Fracking fracturing Democrat unity in some states
“You know, slavery had a lot of economic benefits, but it had an ethical problem.” That was anti-fracking activist Weston Wilson on Monday pushing a ban on hydraulic fracturing in Colorado by asserting that oil and gas development is equivalent to slavery.The anti energy left is willing to use dishonesty to achieve their objectives. They are also willing to use economic ignorance as the comments about slavery suggest. Slavery had few if any economic benefits. There was no incentive to increase productivity on the part of the workers other than negative punishment which is not near as motivational as profits for workers. What the anti energy left is proposing in Colorado is restrictions that will make the state poorer.

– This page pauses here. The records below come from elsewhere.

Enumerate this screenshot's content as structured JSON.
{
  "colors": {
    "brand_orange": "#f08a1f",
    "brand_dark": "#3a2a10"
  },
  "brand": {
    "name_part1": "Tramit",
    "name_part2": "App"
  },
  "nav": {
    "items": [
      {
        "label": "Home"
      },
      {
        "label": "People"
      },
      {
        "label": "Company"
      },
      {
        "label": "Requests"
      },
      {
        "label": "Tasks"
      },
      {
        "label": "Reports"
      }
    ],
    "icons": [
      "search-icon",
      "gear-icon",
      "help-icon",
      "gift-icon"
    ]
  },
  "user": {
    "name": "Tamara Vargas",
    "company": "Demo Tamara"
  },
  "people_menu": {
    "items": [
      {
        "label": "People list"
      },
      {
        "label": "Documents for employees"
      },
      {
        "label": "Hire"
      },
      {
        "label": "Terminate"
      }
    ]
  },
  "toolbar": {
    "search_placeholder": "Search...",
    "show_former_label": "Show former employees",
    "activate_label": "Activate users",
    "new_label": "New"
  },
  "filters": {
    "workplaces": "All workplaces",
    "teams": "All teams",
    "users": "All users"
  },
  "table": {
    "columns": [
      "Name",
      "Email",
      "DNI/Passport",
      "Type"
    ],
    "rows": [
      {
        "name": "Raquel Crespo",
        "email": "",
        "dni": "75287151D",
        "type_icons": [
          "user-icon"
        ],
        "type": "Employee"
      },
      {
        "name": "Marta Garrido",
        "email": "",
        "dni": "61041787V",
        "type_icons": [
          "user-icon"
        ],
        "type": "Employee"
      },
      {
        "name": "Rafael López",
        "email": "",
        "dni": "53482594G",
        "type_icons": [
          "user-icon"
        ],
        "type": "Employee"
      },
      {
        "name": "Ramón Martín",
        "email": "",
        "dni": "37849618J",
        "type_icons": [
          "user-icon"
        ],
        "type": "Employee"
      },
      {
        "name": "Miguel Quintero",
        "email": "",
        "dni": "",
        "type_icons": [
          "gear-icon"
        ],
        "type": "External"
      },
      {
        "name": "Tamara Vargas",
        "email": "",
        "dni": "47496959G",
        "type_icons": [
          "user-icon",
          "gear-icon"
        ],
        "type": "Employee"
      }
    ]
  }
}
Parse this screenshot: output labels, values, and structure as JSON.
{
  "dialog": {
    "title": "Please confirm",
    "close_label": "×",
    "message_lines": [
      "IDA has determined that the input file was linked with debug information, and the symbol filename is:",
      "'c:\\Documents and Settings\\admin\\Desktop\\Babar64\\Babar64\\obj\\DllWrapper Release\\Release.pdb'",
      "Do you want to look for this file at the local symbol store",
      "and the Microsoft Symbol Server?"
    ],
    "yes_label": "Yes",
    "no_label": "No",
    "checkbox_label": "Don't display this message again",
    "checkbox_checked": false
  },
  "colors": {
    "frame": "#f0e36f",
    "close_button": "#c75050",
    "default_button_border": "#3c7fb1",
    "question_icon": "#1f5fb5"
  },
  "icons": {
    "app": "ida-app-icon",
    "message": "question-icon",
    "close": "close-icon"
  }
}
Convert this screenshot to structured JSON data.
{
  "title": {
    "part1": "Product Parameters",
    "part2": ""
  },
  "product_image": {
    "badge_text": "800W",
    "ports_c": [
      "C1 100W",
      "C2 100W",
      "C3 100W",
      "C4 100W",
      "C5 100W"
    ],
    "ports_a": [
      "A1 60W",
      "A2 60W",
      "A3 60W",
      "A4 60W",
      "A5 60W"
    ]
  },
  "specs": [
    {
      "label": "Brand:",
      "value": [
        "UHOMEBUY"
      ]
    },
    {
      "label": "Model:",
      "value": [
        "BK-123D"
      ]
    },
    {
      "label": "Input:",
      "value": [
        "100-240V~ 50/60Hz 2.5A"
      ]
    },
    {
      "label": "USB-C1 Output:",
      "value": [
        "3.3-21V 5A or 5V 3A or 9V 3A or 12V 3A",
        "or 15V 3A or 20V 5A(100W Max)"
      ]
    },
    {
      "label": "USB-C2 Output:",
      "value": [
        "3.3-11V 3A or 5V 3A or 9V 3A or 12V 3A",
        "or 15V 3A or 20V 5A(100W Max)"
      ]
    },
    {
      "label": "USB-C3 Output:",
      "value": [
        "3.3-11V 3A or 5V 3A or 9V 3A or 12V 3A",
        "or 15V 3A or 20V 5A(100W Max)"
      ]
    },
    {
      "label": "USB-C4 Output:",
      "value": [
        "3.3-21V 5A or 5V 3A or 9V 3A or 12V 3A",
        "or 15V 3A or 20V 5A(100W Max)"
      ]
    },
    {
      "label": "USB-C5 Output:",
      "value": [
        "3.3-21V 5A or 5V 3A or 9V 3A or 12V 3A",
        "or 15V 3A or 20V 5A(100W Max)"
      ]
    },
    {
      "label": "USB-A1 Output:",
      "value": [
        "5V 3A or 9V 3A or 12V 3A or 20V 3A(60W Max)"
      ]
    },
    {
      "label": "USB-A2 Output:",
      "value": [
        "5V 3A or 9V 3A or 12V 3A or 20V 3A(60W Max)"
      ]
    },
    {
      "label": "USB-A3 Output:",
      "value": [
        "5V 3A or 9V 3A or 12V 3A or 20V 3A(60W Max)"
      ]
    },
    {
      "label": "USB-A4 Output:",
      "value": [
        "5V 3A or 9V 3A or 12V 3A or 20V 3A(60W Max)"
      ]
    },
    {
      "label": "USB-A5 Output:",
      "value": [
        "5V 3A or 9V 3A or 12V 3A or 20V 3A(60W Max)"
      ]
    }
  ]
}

Such vitriolic ideology is intensifying as politics in swing-state Colorado ramps up to this year’s midterm elections. Politico Magazine headlined a report, “How Fracking Could Break Colorado Democrats.”
Party loyalty is rapidly dissolving in the acid of anti-fracking ballot initiatives funded by Colorado’s outspoken billionaire Rep. Jared Polis and outside Big Green money, both targeting the state’s $29 billion annual petroleum industry.
Activists who successfully passed fracking bans in several Colorado cities have turned on incumbent Democratic Sen. Mark Udall — whose reelection results could determine control of the Senate — because he positioned himself as “a champion of Colorado's natural gas industry” in a move to expand a foreign aid package moving through the Senate to allow more liquid natural gas exports.
In a phone conversation, I asked Denver-based independent political pollster Floyd Ciruli about Udall’s situation. He said the arrival of Republican Rep. Cory Gardner into the Senate race against Udall was a game-changer. “Gardner is running only two points behind Udall now, and this is going to be a huge battle — and so is the cluster of Jared Polis initiatives.”
I came away with the impression that this is the “Fracking Election.”
What’s really at stake here? I asked Simon Lomax, western director of Energy In Depth, a program of the Independent Petroleum Association of America. He pointed out in an email the central fact nobody’s talking about: “You cannot produce oil or natural gas in Colorado without hydraulic fracturing, and that’s been the case for decades.”
Detailed estimates how much Colorado drilling requires fracking technology range in the high 90th percentile. But for all practical purposes, the proposed ban on fracking is, as Lomax says, really a ban on all oil and natural gas production in the state.
And that’s exactly what Colorado’s treacherous far-left greenies want: for the public to believe that their initiatives simply let communities decide whether to allow drilling in their neighborhood. They’re deliberately and effectively misleading voters: “local control” is a concept that polls high — above 60 percent.
Michael Sandoval, investigative reporter with Denver’s Independence Institute, obtained proof of that assertion: the audio of a national anti-fracking strategy conference call dubbed “Join the Call to Ban Fracking.” The call was convened by Americans Against Fracking and included remarks by Local Control Colorado activist Kaye Fissinger plainly stating activists are looking to ban hydraulic fracturing in the state, despite public protestations that this is not the case.